Wednesday, November 7, 2007

The Peanut Butter Propensity

Revenge, the conventional wisdom has it, is a dish best served cold.

Makes sense when you think it through. Similarly, irony, particularly the sarcasm part of irony, is as difficult to control as a watercolor; it slides, slops, dries; it becomes as dangerous as eating a peanut butter and jam sandwich while wearing a white shirt (which is one reason I don't have any white shirts).

Accordingly, this peanut butter propensity is one of the many reasons I seldom read Maureen Dowd, who began her career as a reporter, then allowed her attitude to run away with her to the point where facts weren't enough; she became a columnist. It is true that a columnist needs opinion and/or attitude in order to reach beyond mere fact. But Maureen Dowd is no better at controlling her sarcasm than I am of controlling peanut butter and strawberry jam sandwiches. I tried marmalade, thinking that would help and because I am fond of the so-called Seville marmalade. I even tried lemon curd, but that was scant help.

The simple truth is that I should--but don't--eat peanut butter sandwiches over the sink. Maureen Dowd should--but doesn't--sign up for anger-management classes. There are some nifty ones on line, some of which have working arrangements with Traffic Schools, allowing you to burn off citations for such offenses as rude gestures, or that particularly L.A. offense, throwing cell phones at other drivers. Maureen Dowd appears to hate everyone, even people she does not know. No sarcasm left behind. More and more, she is becoming a salient reason for calling 1-800-NYTIMES and saying, "Cancel." Reading her allows me to take sides against her and show sympathy for persons I ordinarily would dislike. There were some moments a few weeks back, for instance, when I found myself beginning to feel sorry for Dick Cheney. I'm happy to report that didn't last long.

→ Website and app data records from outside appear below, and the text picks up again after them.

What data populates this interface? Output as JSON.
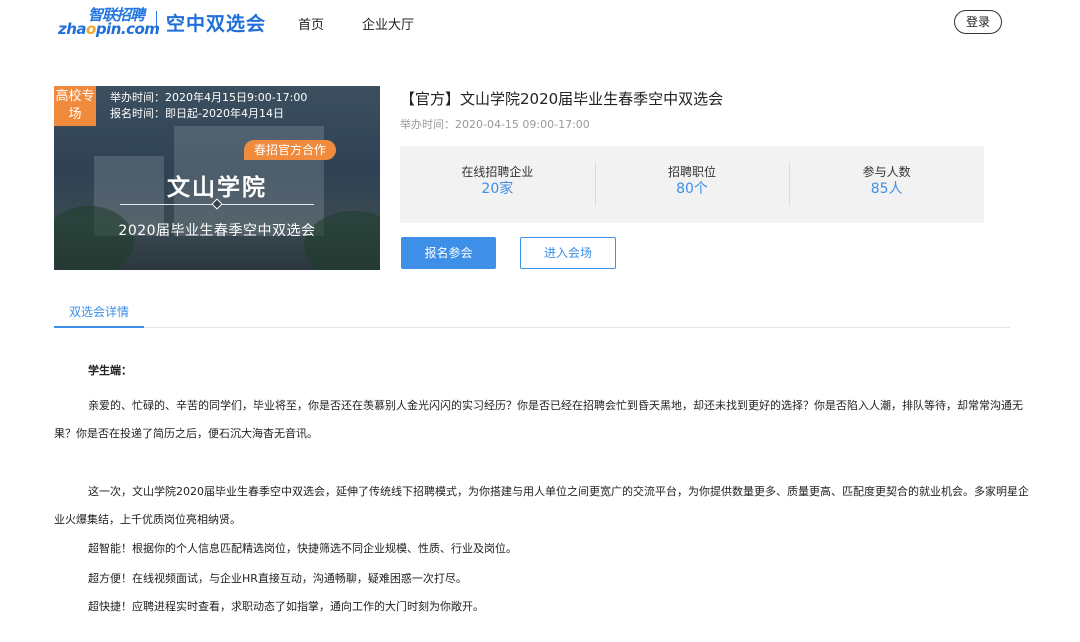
{
  "header": {
    "logo_brand_top": "智联招聘",
    "logo_brand_bottom_pre": "zha",
    "logo_brand_bottom_o": "o",
    "logo_brand_bottom_post": "pin.com",
    "logo_title": "空中双选会",
    "nav": [
      "首页",
      "企业大厅"
    ],
    "login_label": "登录"
  },
  "banner": {
    "tag": "高校专场",
    "hold_time": "举办时间：2020年4月15日9:00-17:00",
    "register_time": "报名时间：即日起-2020年4月14日",
    "badge": "春招官方合作",
    "school": "文山学院",
    "subtitle": "2020届毕业生春季空中双选会"
  },
  "event": {
    "title": "【官方】文山学院2020届毕业生春季空中双选会",
    "time": "举办时间：2020-04-15 09:00-17:00",
    "stats": [
      {
        "label": "在线招聘企业",
        "value": "20家"
      },
      {
        "label": "招聘职位",
        "value": "80个"
      },
      {
        "label": "参与人数",
        "value": "85人"
      }
    ],
    "register_button": "报名参会",
    "enter_button": "进入会场"
  },
  "tabs": {
    "active": "双选会详情"
  },
  "content": {
    "heading": "学生端：",
    "para1": "亲爱的、忙碌的、辛苦的同学们，毕业将至，你是否还在羡慕别人金光闪闪的实习经历？你是否已经在招聘会忙到昏天黑地，却还未找到更好的选择？你是否陷入人潮，排队等待，却常常沟通无果？你是否在投递了简历之后，便石沉大海杳无音讯。",
    "para2": "这一次，文山学院2020届毕业生春季空中双选会，延伸了传统线下招聘模式，为你搭建与用人单位之间更宽广的交流平台，为你提供数量更多、质量更高、匹配度更契合的就业机会。多家明星企业火爆集结，上千优质岗位亮相纳贤。",
    "para3": "超智能！根据你的个人信息匹配精选岗位，快捷筛选不同企业规模、性质、行业及岗位。",
    "para4": "超方便！在线视频面试，与企业HR直接互动，沟通畅聊，疑难困惑一次打尽。",
    "para5": "超快捷！应聘进程实时查看，求职动态了如指掌，通向工作的大门时刻为你敞开。"
  }
}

This has turned out to be more about her than I'd intended, but it is ample demonstration of my point: You can't mess around with sarcasm.


R.L. Bourges said...

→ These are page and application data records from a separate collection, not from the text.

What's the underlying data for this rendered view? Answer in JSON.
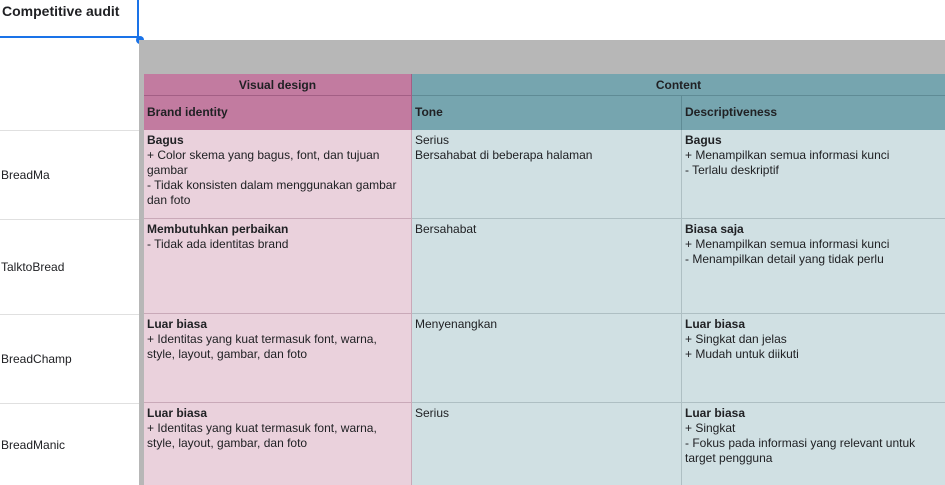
{
  "sheet": {
    "title_cell": "Competitive audit"
  },
  "headers": {
    "groups": {
      "visual": "Visual design",
      "content": "Content"
    },
    "columns": {
      "brand": "Brand identity",
      "tone": "Tone",
      "desc": "Descriptiveness"
    }
  },
  "rows": [
    {
      "name": "BreadMa",
      "brand": {
        "head": "Bagus",
        "lines": [
          "+ Color skema yang bagus, font, dan tujuan gambar",
          "-  Tidak konsisten dalam menggunakan gambar dan foto"
        ]
      },
      "tone": {
        "lines": [
          "Serius",
          "Bersahabat di beberapa halaman"
        ]
      },
      "desc": {
        "head": "Bagus",
        "lines": [
          "+ Menampilkan semua informasi kunci",
          "- Terlalu deskriptif"
        ]
      }
    },
    {
      "name": "TalktoBread",
      "brand": {
        "head": "Membutuhkan perbaikan",
        "lines": [
          "- Tidak ada identitas brand"
        ]
      },
      "tone": {
        "lines": [
          "Bersahabat"
        ]
      },
      "desc": {
        "head": "Biasa saja",
        "lines": [
          "+ Menampilkan semua informasi kunci",
          "- Menampilkan detail yang tidak perlu"
        ]
      }
    },
    {
      "name": "BreadChamp",
      "brand": {
        "head": "Luar biasa",
        "lines": [
          "+ Identitas yang kuat termasuk font, warna, style, layout, gambar, dan foto"
        ]
      },
      "tone": {
        "lines": [
          "Menyenangkan"
        ]
      },
      "desc": {
        "head": "Luar biasa",
        "lines": [
          "+ Singkat dan jelas",
          "+ Mudah untuk diikuti"
        ]
      }
    },
    {
      "name": "BreadManic",
      "brand": {
        "head": "Luar biasa",
        "lines": [
          "+ Identitas yang kuat termasuk font, warna, style, layout, gambar, dan foto"
        ]
      },
      "tone": {
        "lines": [
          "Serius"
        ]
      },
      "desc": {
        "head": "Luar biasa",
        "lines": [
          "+ Singkat",
          "- Fokus pada informasi yang relevant untuk target pengguna"
        ]
      }
    }
  ]
}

i used to read maureen dowd online until the New York Times started charging for the privilege - i can produce my own sarcasm for free, so that was an easy call...

(but...feeling sorry for Cheney? What DID she say?)

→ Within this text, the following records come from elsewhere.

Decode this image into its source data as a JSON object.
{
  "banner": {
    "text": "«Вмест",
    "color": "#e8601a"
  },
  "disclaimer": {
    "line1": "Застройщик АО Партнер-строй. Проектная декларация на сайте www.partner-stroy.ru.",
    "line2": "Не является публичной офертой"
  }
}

Lori Witzel said...

Sometimes a word comes intact with its own insight.

From the Online Etymology Dictionary on "sarcasm" (my bold italic for emphasis):
1579, from L.L. sarcasmos, from Gk. sarkasmos "a sneer, jest, taunt, mockery," from sarkazein "to speak bitterly, sneer," lit. "to strip off the flesh," from sarx (gen. sarkos) "flesh," prop. "piece of meat," from PIE base *twerk- "to cut" (cf. Avestan thwares "to cut").